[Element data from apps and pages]
################

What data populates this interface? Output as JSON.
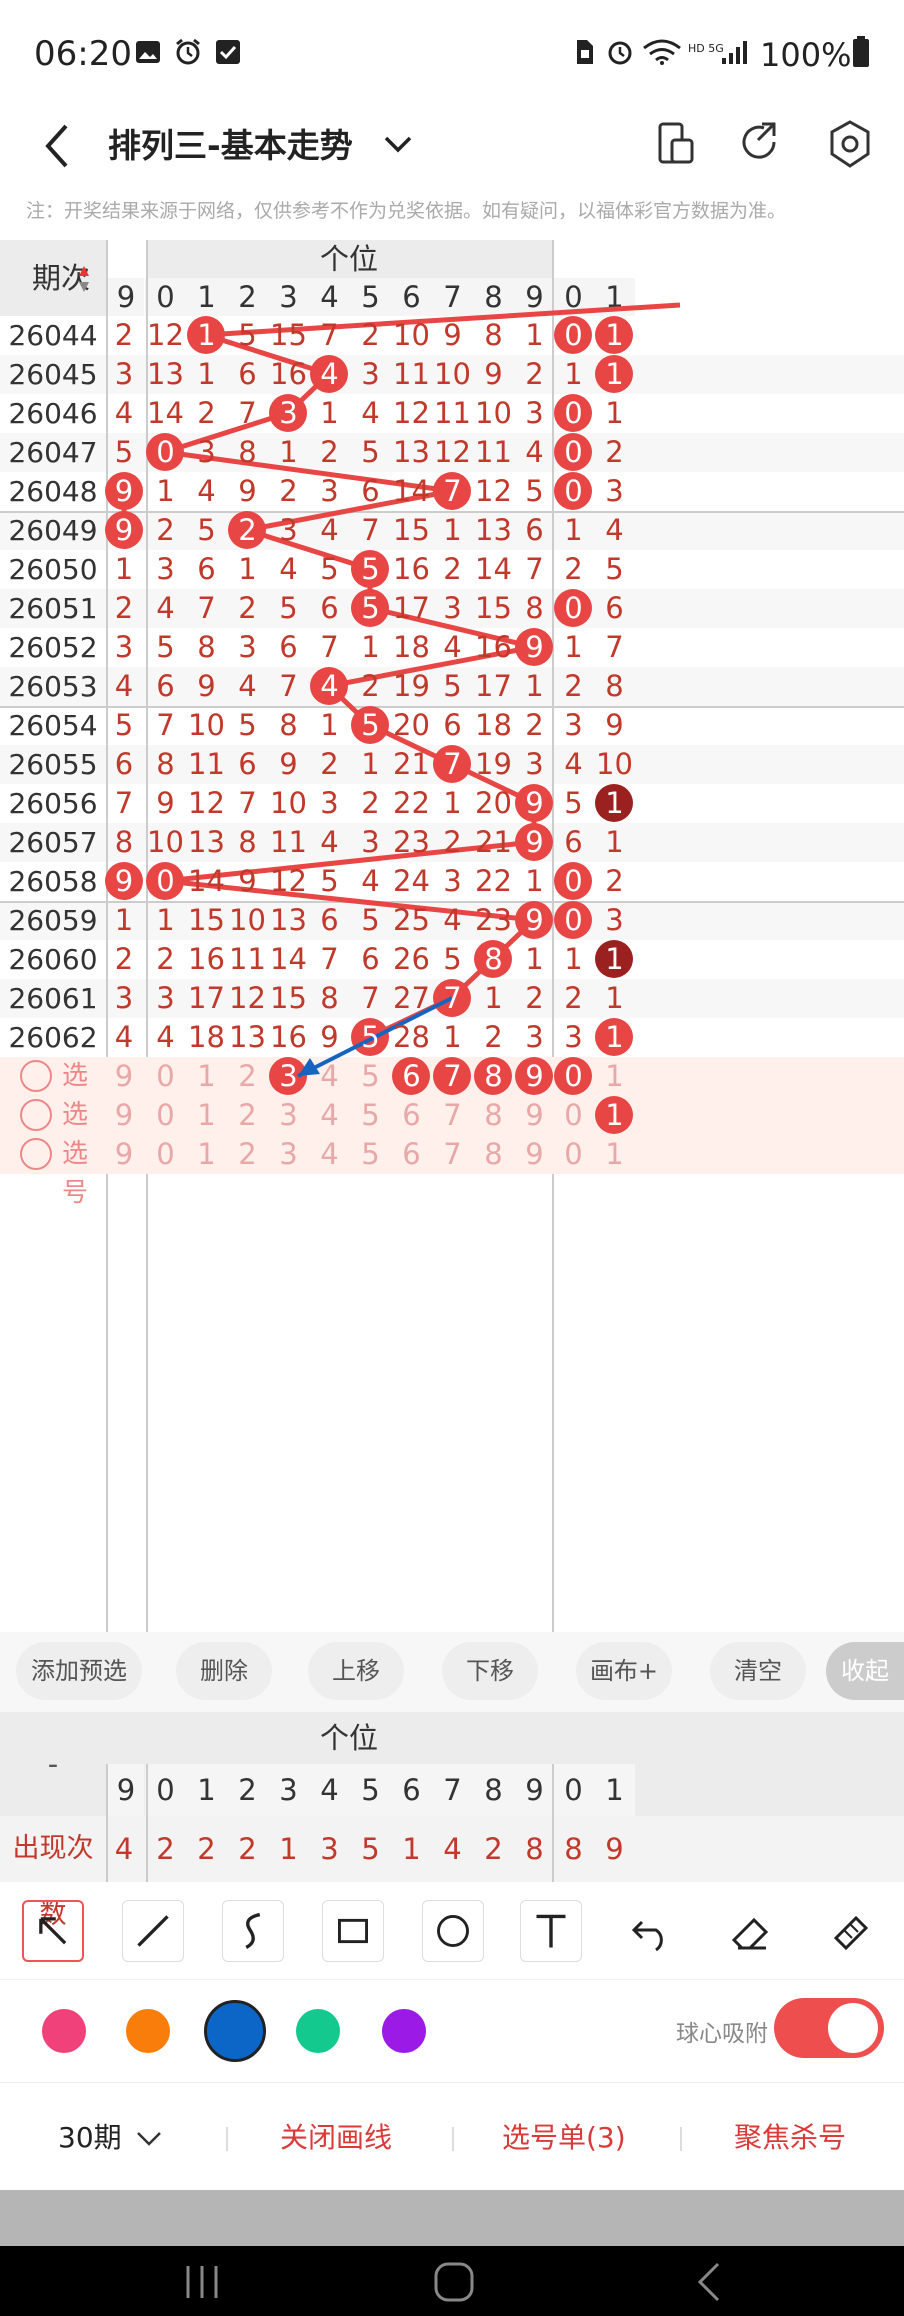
{
  "status": {
    "time": "06:20",
    "battery": "100%"
  },
  "appbar": {
    "title": "排列三-基本走势"
  },
  "notice": "注：开奖结果来源于网络，仅供参考不作为兑奖依据。如有疑问，以福体彩官方数据为准。",
  "grid": {
    "period_header": "期次",
    "group_header": "个位",
    "prev_col": "9",
    "digit_cols": [
      "0",
      "1",
      "2",
      "3",
      "4",
      "5",
      "6",
      "7",
      "8",
      "9"
    ],
    "next_cols": [
      "0",
      "1"
    ],
    "rows": [
      {
        "p": "26044",
        "prev": "2",
        "v": [
          "12",
          "1",
          "5",
          "15",
          "7",
          "2",
          "10",
          "9",
          "8",
          "1"
        ],
        "next": [
          "0",
          "1"
        ],
        "hit": 1,
        "prevHit": false,
        "nextHit": [
          true,
          true
        ]
      },
      {
        "p": "26045",
        "prev": "3",
        "v": [
          "13",
          "1",
          "6",
          "16",
          "4",
          "3",
          "11",
          "10",
          "9",
          "2"
        ],
        "next": [
          "1",
          "1"
        ],
        "hit": 4,
        "prevHit": false,
        "nextHit": [
          false,
          true
        ]
      },
      {
        "p": "26046",
        "prev": "4",
        "v": [
          "14",
          "2",
          "7",
          "3",
          "1",
          "4",
          "12",
          "11",
          "10",
          "3"
        ],
        "next": [
          "0",
          "1"
        ],
        "hit": 3,
        "prevHit": false,
        "nextHit": [
          true,
          false
        ]
      },
      {
        "p": "26047",
        "prev": "5",
        "v": [
          "0",
          "3",
          "8",
          "1",
          "2",
          "5",
          "13",
          "12",
          "11",
          "4"
        ],
        "next": [
          "0",
          "2"
        ],
        "hit": 0,
        "prevHit": false,
        "nextHit": [
          true,
          false
        ]
      },
      {
        "p": "26048",
        "prev": "9",
        "v": [
          "1",
          "4",
          "9",
          "2",
          "3",
          "6",
          "14",
          "7",
          "12",
          "5"
        ],
        "next": [
          "0",
          "3"
        ],
        "hit": 7,
        "prevHit": true,
        "nextHit": [
          true,
          false
        ]
      },
      {
        "p": "26049",
        "prev": "9",
        "v": [
          "2",
          "5",
          "2",
          "3",
          "4",
          "7",
          "15",
          "1",
          "13",
          "6"
        ],
        "next": [
          "1",
          "4"
        ],
        "hit": 2,
        "prevHit": true,
        "nextHit": [
          false,
          false
        ]
      },
      {
        "p": "26050",
        "prev": "1",
        "v": [
          "3",
          "6",
          "1",
          "4",
          "5",
          "5",
          "16",
          "2",
          "14",
          "7"
        ],
        "next": [
          "2",
          "5"
        ],
        "hit": 5,
        "prevHit": false,
        "nextHit": [
          false,
          false
        ]
      },
      {
        "p": "26051",
        "prev": "2",
        "v": [
          "4",
          "7",
          "2",
          "5",
          "6",
          "5",
          "17",
          "3",
          "15",
          "8"
        ],
        "next": [
          "0",
          "6"
        ],
        "hit": 5,
        "prevHit": false,
        "nextHit": [
          true,
          false
        ]
      },
      {
        "p": "26052",
        "prev": "3",
        "v": [
          "5",
          "8",
          "3",
          "6",
          "7",
          "1",
          "18",
          "4",
          "16",
          "9"
        ],
        "next": [
          "1",
          "7"
        ],
        "hit": 9,
        "prevHit": false,
        "nextHit": [
          false,
          false
        ]
      },
      {
        "p": "26053",
        "prev": "4",
        "v": [
          "6",
          "9",
          "4",
          "7",
          "4",
          "2",
          "19",
          "5",
          "17",
          "1"
        ],
        "next": [
          "2",
          "8"
        ],
        "hit": 4,
        "prevHit": false,
        "nextHit": [
          false,
          false
        ]
      },
      {
        "p": "26054",
        "prev": "5",
        "v": [
          "7",
          "10",
          "5",
          "8",
          "1",
          "5",
          "20",
          "6",
          "18",
          "2"
        ],
        "next": [
          "3",
          "9"
        ],
        "hit": 5,
        "prevHit": false,
        "nextHit": [
          false,
          false
        ]
      },
      {
        "p": "26055",
        "prev": "6",
        "v": [
          "8",
          "11",
          "6",
          "9",
          "2",
          "1",
          "21",
          "7",
          "19",
          "3"
        ],
        "next": [
          "4",
          "10"
        ],
        "hit": 7,
        "prevHit": false,
        "nextHit": [
          false,
          false
        ]
      },
      {
        "p": "26056",
        "prev": "7",
        "v": [
          "9",
          "12",
          "7",
          "10",
          "3",
          "2",
          "22",
          "1",
          "20",
          "9"
        ],
        "next": [
          "5",
          "1"
        ],
        "hit": 9,
        "prevHit": false,
        "nextHit": [
          false,
          true
        ]
      },
      {
        "p": "26057",
        "prev": "8",
        "v": [
          "10",
          "13",
          "8",
          "11",
          "4",
          "3",
          "23",
          "2",
          "21",
          "9"
        ],
        "next": [
          "6",
          "1"
        ],
        "hit": 9,
        "prevHit": false,
        "nextHit": [
          false,
          false
        ]
      },
      {
        "p": "26058",
        "prev": "9",
        "v": [
          "0",
          "14",
          "9",
          "12",
          "5",
          "4",
          "24",
          "3",
          "22",
          "1"
        ],
        "next": [
          "0",
          "2"
        ],
        "hit": 0,
        "prevHit": true,
        "nextHit": [
          true,
          false
        ]
      },
      {
        "p": "26059",
        "prev": "1",
        "v": [
          "1",
          "15",
          "10",
          "13",
          "6",
          "5",
          "25",
          "4",
          "23",
          "9"
        ],
        "next": [
          "0",
          "3"
        ],
        "hit": 9,
        "prevHit": false,
        "nextHit": [
          true,
          false
        ]
      },
      {
        "p": "26060",
        "prev": "2",
        "v": [
          "2",
          "16",
          "11",
          "14",
          "7",
          "6",
          "26",
          "5",
          "8",
          "1"
        ],
        "next": [
          "1",
          "1"
        ],
        "hit": 8,
        "prevHit": false,
        "nextHit": [
          false,
          true
        ]
      },
      {
        "p": "26061",
        "prev": "3",
        "v": [
          "3",
          "17",
          "12",
          "15",
          "8",
          "7",
          "27",
          "7",
          "1",
          "2"
        ],
        "next": [
          "2",
          "1"
        ],
        "hit": 7,
        "prevHit": false,
        "nextHit": [
          false,
          false
        ]
      },
      {
        "p": "26062",
        "prev": "4",
        "v": [
          "4",
          "18",
          "13",
          "16",
          "9",
          "5",
          "28",
          "1",
          "2",
          "3"
        ],
        "next": [
          "3",
          "1"
        ],
        "hit": 5,
        "prevHit": false,
        "nextHit": [
          false,
          true
        ]
      }
    ],
    "select_label": "选号",
    "select_rows": [
      {
        "prev": "9",
        "v": [
          "0",
          "1",
          "2",
          "3",
          "4",
          "5",
          "6",
          "7",
          "8",
          "9"
        ],
        "next": [
          "0",
          "1"
        ],
        "sel": [
          3,
          6,
          7,
          8,
          9
        ],
        "nextSel": [
          true,
          false
        ]
      },
      {
        "prev": "9",
        "v": [
          "0",
          "1",
          "2",
          "3",
          "4",
          "5",
          "6",
          "7",
          "8",
          "9"
        ],
        "next": [
          "0",
          "1"
        ],
        "sel": [],
        "nextSel": [
          false,
          true
        ]
      },
      {
        "prev": "9",
        "v": [
          "0",
          "1",
          "2",
          "3",
          "4",
          "5",
          "6",
          "7",
          "8",
          "9"
        ],
        "next": [
          "0",
          "1"
        ],
        "sel": [],
        "nextSel": [
          false,
          false
        ]
      }
    ]
  },
  "toolbar": {
    "buttons": [
      "添加预选",
      "删除",
      "上移",
      "下移",
      "画布+",
      "清空"
    ],
    "collapse": "收起"
  },
  "stats": {
    "dash": "-",
    "group_header": "个位",
    "count_label": "出现次数",
    "prev": "4",
    "counts": [
      "2",
      "2",
      "2",
      "1",
      "3",
      "5",
      "1",
      "4",
      "2",
      "8"
    ],
    "next": [
      "8",
      "9"
    ]
  },
  "drawtools": {
    "names": [
      "select-tool-icon",
      "line-tool-icon",
      "curve-tool-icon",
      "rect-tool-icon",
      "circle-tool-icon",
      "text-tool-icon",
      "undo-icon",
      "eraser-icon",
      "clear-icon"
    ]
  },
  "palette": {
    "colors": [
      "#f0417a",
      "#f97d0b",
      "#0b66c8",
      "#14c98d",
      "#9b1ae6"
    ],
    "selected": 2,
    "snap_label": "球心吸附",
    "accent": "#ef4e4e"
  },
  "bottom": {
    "periods": "30期",
    "close_draw": "关闭画线",
    "select_list": "选号单(3)",
    "focus": "聚焦杀号"
  }
}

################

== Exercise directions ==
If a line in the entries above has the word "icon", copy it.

== Task response ==
      "select-tool-icon",
      "line-tool-icon",
      "curve-tool-icon",
      "rect-tool-icon",
      "circle-tool-icon",
      "text-tool-icon",
      "undo-icon",
      "eraser-icon",
      "clear-icon"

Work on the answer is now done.